An official in the Interior Ministry who spoke to The Times on the condition of anonymity said authorities had become complacent before the recent attacks because they were still congratulating themselves over defeating the Taliban earlier this year in the resort area of Swat.
The official also blamed a lack of intelligence-sharing between police, “who are responsible for maintaining security inside the country and the army.”
A person who works for the militant group Harkat-ul-Mujahideen said the government had loosened restrictions on the group and Lashkar-e-Jhangvi imposed after the Mumbai attacks.
“It’s a lot easier to move around, even get donations,” said the person, who asked not to be named to protect himself from government retribution.
Within Lahore, the militants are making their presence increasingly felt. Sermons are becoming more radical and anti-American without apparent check by the government.
India is particularly concerned about this trend since Pakistani Punjab borders the Indian region of the same name.

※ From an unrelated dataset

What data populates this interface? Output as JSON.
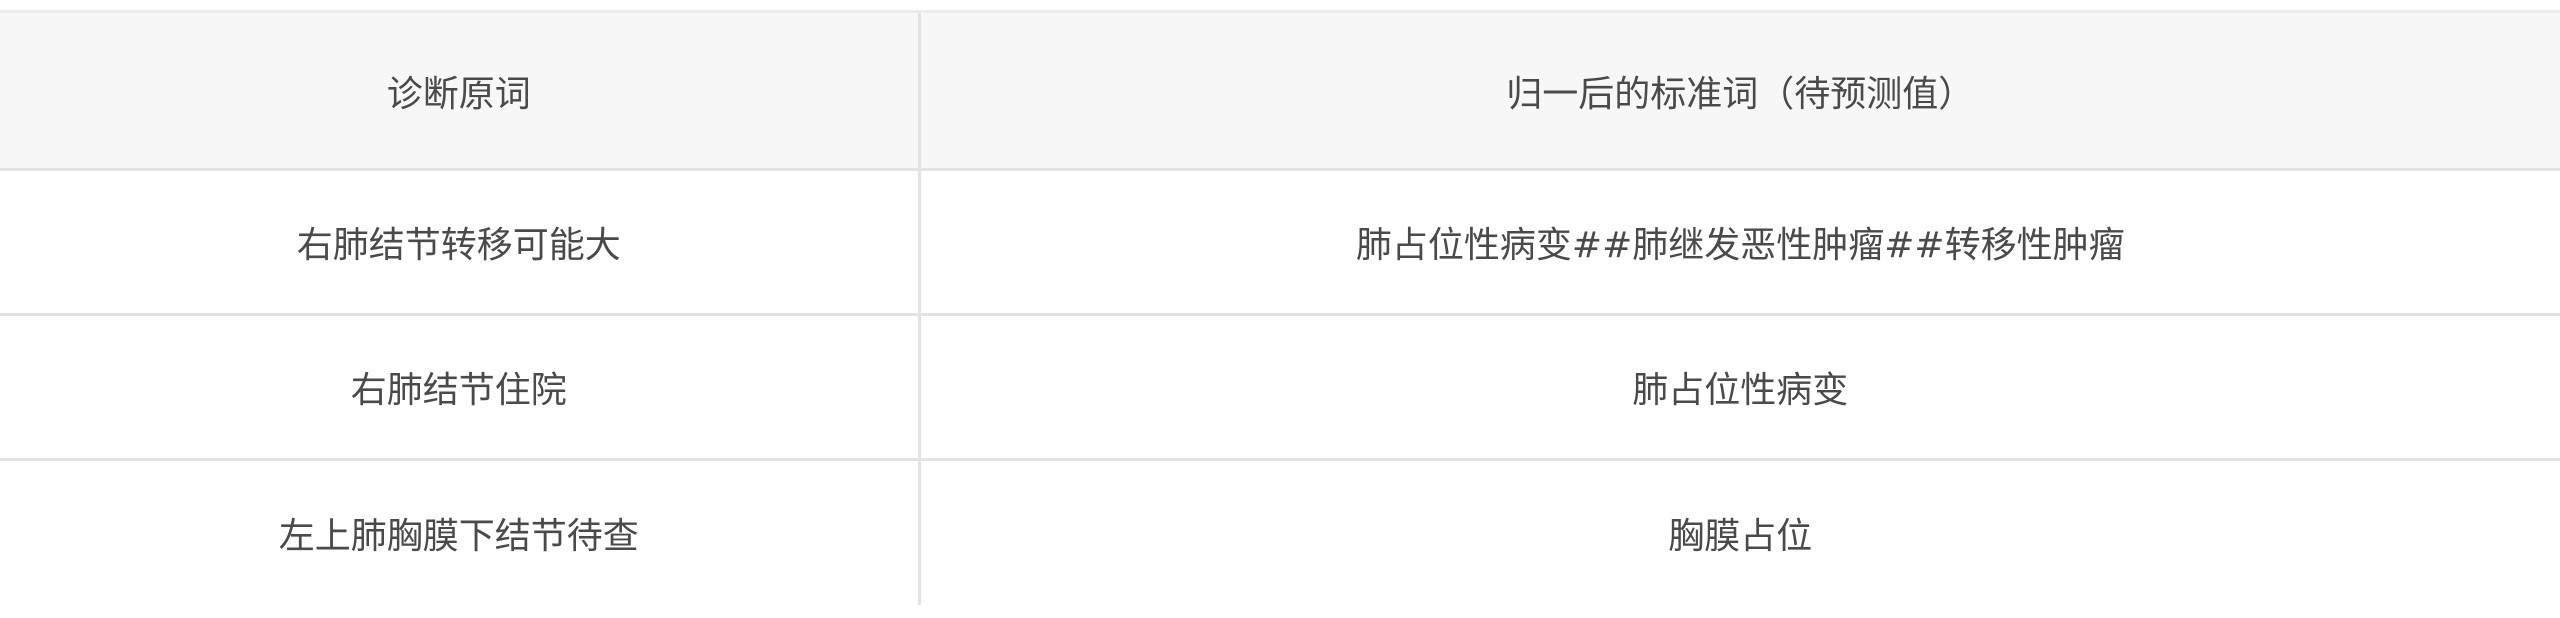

Indian Home Affairs Minister P. Chidambaram warned Oct. 15 that any new attack from Pakistan would be met with a “swift and decisive” response.
In a recent interview with Sky News, the current TTP head, Hakimullah Mehsud, said he would send his soldiers to the country’s eastern border to fight Indian troops, once “an Islamic state is created in Pakistan.”
• Ayesha Nasir wrote from Lahore. Barbara Slavin also contributed to this report from Washington.